Ahmadinejad's remarks made only a passing reference to the tensions between his country and the west over Iran's nuclear ambitions. But it was topic number one when the P5 + 1, or the permanent members of the United Nations Security Council - Britain, China, France, Russia, and the United States - plus Germany, met this evening in New York.
"We expect a serious response from Iran and will decide...as a result of the meeting, on our next steps," David Miliband said, reading a statement agreed upon by the foreign ministers, including US Secretary of State Hillary Clinton.
The powers are to hold talks on October 1 in Geneva over Iran's suspected plans to obtain nuclear weapons. Tehran maintains it will not negotiate uranium enrichment and that its nuclear ambitions are for peaceful, civilian use. But the leaders at the UN remain unconvinced, "Iran's nuclear programme remains a matter of serious concern to the international community," Miliband read.
Secretary Clinton who spoke to reporters following the meeting, echoed the group's written statement, and warned Iran should come to the October 1 meeting "ready to engage in substantive discussions" and the next step, "depends on Iran's response."
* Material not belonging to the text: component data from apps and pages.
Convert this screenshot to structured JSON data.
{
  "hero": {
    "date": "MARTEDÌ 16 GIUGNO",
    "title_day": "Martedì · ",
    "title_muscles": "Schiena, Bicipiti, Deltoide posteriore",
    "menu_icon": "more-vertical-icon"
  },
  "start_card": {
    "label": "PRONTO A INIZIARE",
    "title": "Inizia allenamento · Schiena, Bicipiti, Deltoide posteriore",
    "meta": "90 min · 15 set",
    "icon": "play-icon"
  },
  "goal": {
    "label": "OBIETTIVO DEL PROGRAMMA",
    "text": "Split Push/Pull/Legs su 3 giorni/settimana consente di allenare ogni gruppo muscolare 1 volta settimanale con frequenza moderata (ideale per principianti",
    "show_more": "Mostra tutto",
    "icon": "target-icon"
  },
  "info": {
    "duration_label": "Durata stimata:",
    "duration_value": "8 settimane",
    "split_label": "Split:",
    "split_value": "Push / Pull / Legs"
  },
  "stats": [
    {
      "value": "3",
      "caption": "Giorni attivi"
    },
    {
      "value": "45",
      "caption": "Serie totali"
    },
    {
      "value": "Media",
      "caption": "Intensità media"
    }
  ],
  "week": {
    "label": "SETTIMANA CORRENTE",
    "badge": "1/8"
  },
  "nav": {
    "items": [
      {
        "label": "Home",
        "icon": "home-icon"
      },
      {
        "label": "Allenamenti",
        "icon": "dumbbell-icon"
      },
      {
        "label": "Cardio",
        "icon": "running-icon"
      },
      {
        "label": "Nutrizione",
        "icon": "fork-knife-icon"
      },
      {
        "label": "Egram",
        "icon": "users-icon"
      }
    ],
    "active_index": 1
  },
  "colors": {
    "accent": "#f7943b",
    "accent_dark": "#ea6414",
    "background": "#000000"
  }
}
While Clinton wouldn't detail what a next step could look like, she stressed there would be consequences if Iran doesn't show progress. "We want to see a serious effort by Iran to discuss the nuclear issue," the secretary said, and added Iran must realize it is "at a turning point" and invite the IAEA to see and verify its total nuclear program.
While Ahmadinejad's remarks didn't extrapolate on its nuclear ambitions, they were nonetheless controversial, and typical for Iran's president, targeting Israel and the West. Four delegations walked out during the Iranian president's remarks including the United States and Canada.
The US Mission to the UN was quick to react. “It is disappointing that Mr. Ahmadinejad has once again chosen to espouse hateful, offensive and anti-Semitic rhetoric,” said spokesman Mark Kornblau.
Tomorrow the UN Security Council will meet and is expected to adopt a resolution, unanimously, calling for a more intense global effort to reduce the threat of nuclear proliferation. The session will be lead by President Obama who met today with Russian President Medvedev. The two leaders spoke extensively about Iran. Russia, who has economic and past nuclear ties to Iran, has stood in the way of stronger actions against Tehran. But today Medvedev, after meeting with Mr Obama, said that "in some cases sanctions are inevitable."